Good garden design starts with putting your ideas down on paper.
Draw a rough shape of your garden on the notepaper, including the contour of your house. Don't worry too much about your artistic skills at this stage.
Measure the length, width and diagonals of the garden, using the house as a datum (starting reference point). If your tape measure isn't long enough then knock in a stake at an appropriate distance (3m, 5m etc.) and continue to measure until you reach the edge of you property. Note the measurements on your rough diagram. If you have used stakes, don't forget to add the distances together.
Measure any significant drops in the garden. With large gardens use a home made spirit level with smaller gardens a normal spirit level is fine. Make a note of these levels on the rough drawing.
Now measure, again from the datum point, any features that are too large or you do not want to remove, including trees*, ponds, patios, greenhouses, sheds etc.
Create a detailed drawing
Create a scale drawing on the graph paper using your notes, using as large a scale as possible. Photocopy this drawing so that you can try different ideas without having to redraw the garden.
If your garden slopes away or to the house, draw a side elevation using your height measurements.
Include the path of the sun on your plan, so that you can plant shade loving and sun worshiping plants accordingly.
If you have waterlogged/muddy areas or areas of the garden prone to frost, mark these on the plan. Muddy areas can be turned over to borders, you could site a pond here or incorporate some drainage. Frost pockets can be grassed over or planted with frost tolerant plants.

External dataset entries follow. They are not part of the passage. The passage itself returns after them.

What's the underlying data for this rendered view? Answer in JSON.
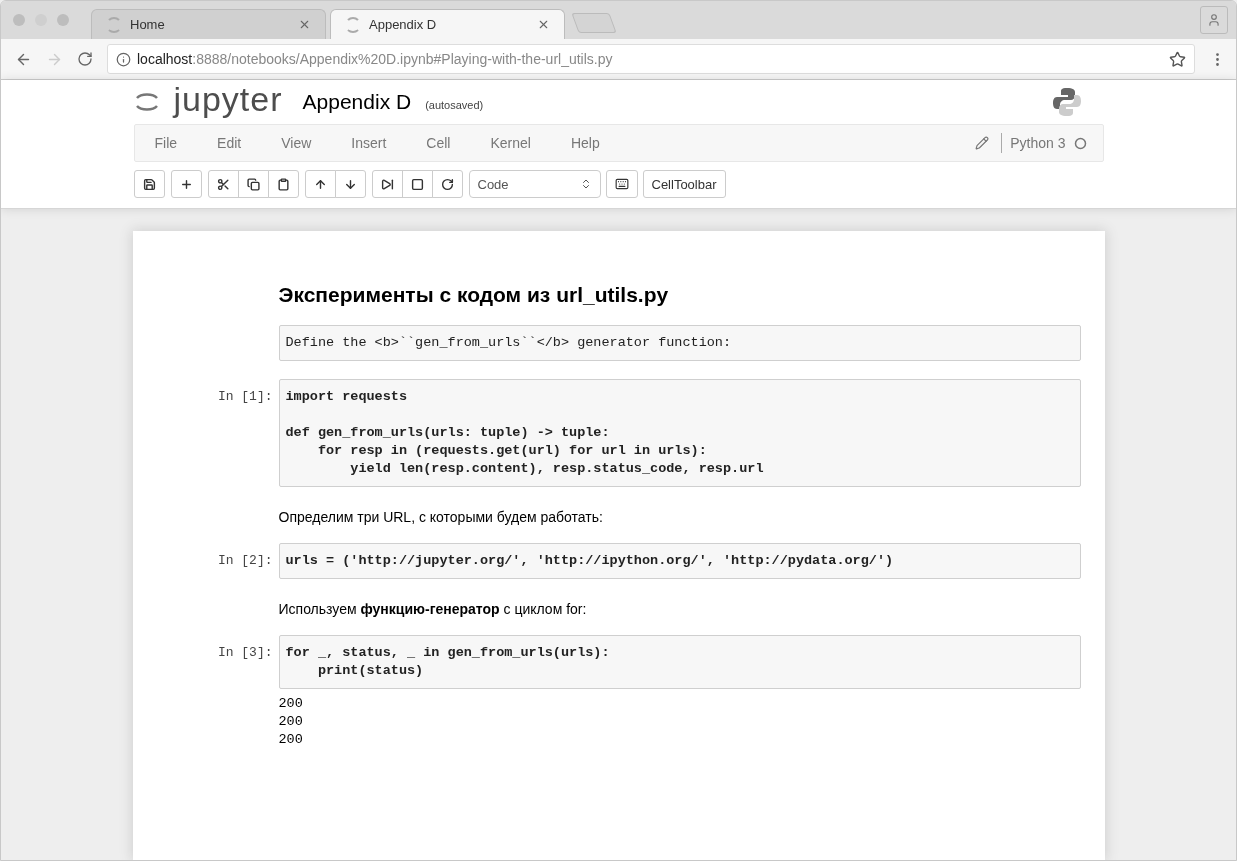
{
  "browser": {
    "tabs": [
      {
        "label": "Home",
        "selected": false
      },
      {
        "label": "Appendix D",
        "selected": true
      }
    ],
    "address": {
      "host": "localhost",
      "path": ":8888/notebooks/Appendix%20D.ipynb#Playing-with-the-url_utils.py"
    }
  },
  "notebook": {
    "logo_text": "jupyter",
    "title": "Appendix D",
    "save_status": "(autosaved)",
    "menu": [
      "File",
      "Edit",
      "View",
      "Insert",
      "Cell",
      "Kernel",
      "Help"
    ],
    "kernel": "Python 3",
    "toolbar": [
      [
        {
          "kind": "save"
        }
      ],
      [
        {
          "kind": "add"
        }
      ],
      [
        {
          "kind": "cut"
        },
        {
          "kind": "copy"
        },
        {
          "kind": "paste"
        }
      ],
      [
        {
          "kind": "up"
        },
        {
          "kind": "down"
        }
      ],
      [
        {
          "kind": "run"
        },
        {
          "kind": "stop"
        },
        {
          "kind": "restart"
        }
      ]
    ],
    "cell_type": "Code",
    "celltoolbar": "CellToolbar"
  },
  "cells": [
    {
      "kind": "heading",
      "text": "Эксперименты с кодом из url_utils.py"
    },
    {
      "kind": "raw",
      "text": "Define the <b>``gen_from_urls``</b> generator function:"
    },
    {
      "kind": "code",
      "prompt": "In [1]:",
      "text": "import requests\n\ndef gen_from_urls(urls: tuple) -> tuple:\n    for resp in (requests.get(url) for url in urls):\n        yield len(resp.content), resp.status_code, resp.url"
    },
    {
      "kind": "markdown",
      "text": "Определим три URL, с которыми будем работать:"
    },
    {
      "kind": "code",
      "prompt": "In [2]:",
      "text": "urls = ('http://jupyter.org/', 'http://ipython.org/', 'http://pydata.org/')"
    },
    {
      "kind": "markdown",
      "text": "Используем **функцию-генератор** с циклом for:"
    },
    {
      "kind": "code",
      "prompt": "In [3]:",
      "text": "for _, status, _ in gen_from_urls(urls):\n    print(status)"
    },
    {
      "kind": "output",
      "text": "200\n200\n200"
    }
  ]
}
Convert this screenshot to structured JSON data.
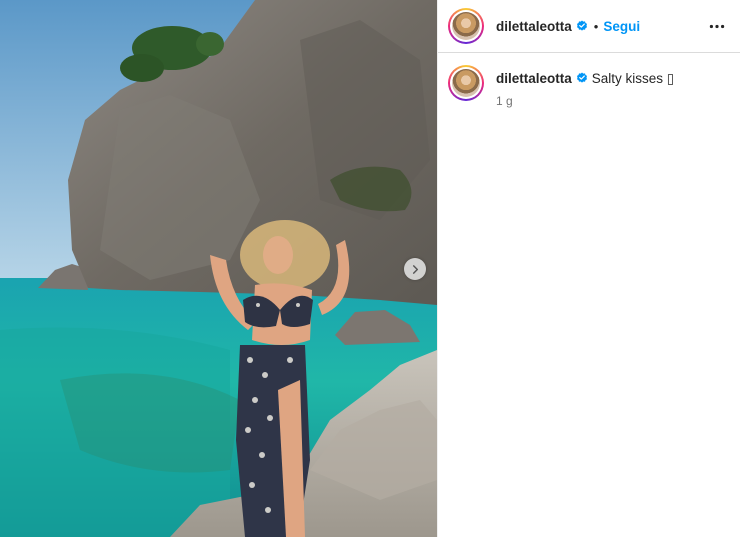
{
  "post": {
    "username": "dilettaleotta",
    "verified": true,
    "follow_label": "Segui",
    "separator": "•",
    "caption_text": "Salty kisses ▯",
    "time_ago": "1 g",
    "has_next_image": true
  },
  "icons": {
    "verified": "verified-badge-icon",
    "more": "more-options-icon",
    "next": "chevron-right-icon"
  },
  "colors": {
    "link_blue": "#0095f6",
    "verified_blue": "#0095f6",
    "text": "#262626",
    "muted": "#737373"
  }
}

- * Most mature trees can have Tree Preservation Orders (TPO) put on them by anyone asking the Tree Officer at the local council.
- Typically preservation orders are applied to trees that have a trunk diameter of 15cm (6") or more at waist height. Your local authority will have a list of all TPOs in your area.
- Get permission from your local tree officer before doing any work on or around a protected tree. You can be prosecuted and fined (up to a maximum of £20,000) for not complying.